Published on 07 January 2019

Solidarity FabLabs: a community established thanks to the challenge

In 2017, the jury’s prize in our international Solidarity FabLabs challenge, #IMake4MyCity, was awarded to the Breakers FabLabs, comprising 5 FabLabs in 5 Spanish cities (Madrid, Valencia, Barcelona-Castelldefels, Bilbao). The jury was charmed by the collective dimension of the projects. What’s the latest on the Breakers community in Spain?




Birth of a new Breakers community in Spain

Thanks to the solidarity FabLabs challenge, 6 FabLabs were able to meet each other and establish strong bonds. Their collaborative sports-for-all project resulted in over 10 prototypes between September 2017 and December 2018. The aim was to combine the strengths of several young people trained in digital manufacturing in different Spanish cities, in order to create innovative solutions to improve access to sports and change perceptions of disability.




With the prize, the young participants continued developing projects with an impact on society, while at the same time developing their knowledge and establishing a community of Breakers to share it.

National gathering in Madrid

A national gathering was held in November 2017 for young Spanish breakers from different cities to come and share their experience and their knowledge. The Breakers community met up in Madrid for the Mini Maker Faire. 40 young people and their tutors came from all over Spain for this national young Breakers event.




Over two days, the youngsters took part in workshops and visited the Mini Maker Faire. They attended a conference and took part in activities relating to a variety of themes such as design, electronics and group work.
The young Breakers were also able to present their projects to the public at the Mini Maker Faire while, at the same time, discovering other inspirational initiatives.
This gathering also provided an opportunity to share ideas concerning their projects, their educational journeys and their digital manufacturing practices. The young Breakers also produced their own "Breakers" t-shirts as a souvenir of this friendly, rewarding event.
To maintain links between the young people from the different solidarity FabLabs, a weekly meeting was organised: the Breaker Club.
These meetings provide an opportunity for the 6 solidarity FabLabs in 5 different cities to coordinate their efforts and share their experience, their ideas, their projects and their knowledge.

Specific training for societal projects

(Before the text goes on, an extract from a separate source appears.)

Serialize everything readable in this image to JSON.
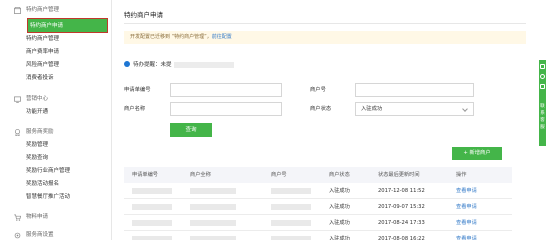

With the prize, the solidarity FabLabs were also able to set up an additional workshop for those wanting to continue their projects, develop their prototype or create new projects with a positive impact on society.
This new 20-hour digital training model is called "Open Breakers". It was specifically organised for young people who devoted their time to this initiative and who wanted to move further into digital manufacturing while continuing to work on their projects.
This training is organised in very much the same was as "Breakers": the youngsters are supervised by their FabLab contact and they develop several societal projects in a collaborative environment; they are supported by the FabLab managers and their instructors.
The youngsters can choose between improving existing projects and developing new initiatives once they consider their prototypes to be functional and want to experiment, create new prototypes and meet new societal needs.
This new training programme has resulted in the improvement of a number of
prototypes. The Tinker Club at the Tinkeress FabLab, for example, organises weekly meetings with 4 or 5 challenge participants and other young Breakers in order to finish the "Tinkershine" prototype and continue the kayak project.
In Bilbao, the climbing wall project gradually evolved thanks to the participation of several young people. They worked on integrating interactivity into their climbing wall, adding light with electronic devices and creating various climbing paths by lighting them up.
Furthermore, the former Web Breakerslab platform has been improved to offer more activities and projects previously tested by the young Breakers.

Breakers’ achievements

The purpose of our international solidarity FabLabs challenge is to prove that with digital manufacturing and the new collaborative teaching method typical of FabLabs, all the youngsters, even those failing at school, can create, regain confidence, and envisage a new professional future. The projects demonstrate skills learned or encouraged in the FabLab: technical skills, inventiveness and teamwork.



For the challenge, the Breakers worked together to reinvent games and sports to make them more accessible for disabled people.
The traditional ‘toad in the hole’ game has been reinvented by young people in Spain by mixing digital manufacturing and craftsmanship to allow disabled people to take part.

In Castelldefels-Barcelona, both a new design and new materials from the FabLab have made several children’s games easier to use in the form of a games table.
In this same FabLab, the kayak rudder normally controlled by legs has been transformed by an electronic system.



In Valencia, the project involved transforming an amusement park into an accessible space for the elderly, those with physical or visual disabilities and children: garden trails, the adventures of Gulliver, entertainment, wheelchair courses, sports trails for the elderly... no one is left out!

Finally, in Bilbao, a climbing wall for the visually impaired was designed with interactive audible grips and indications in Braille.

Most of the projects were given to local social organisations such as charities, thus leading to the development of a local solidarity community.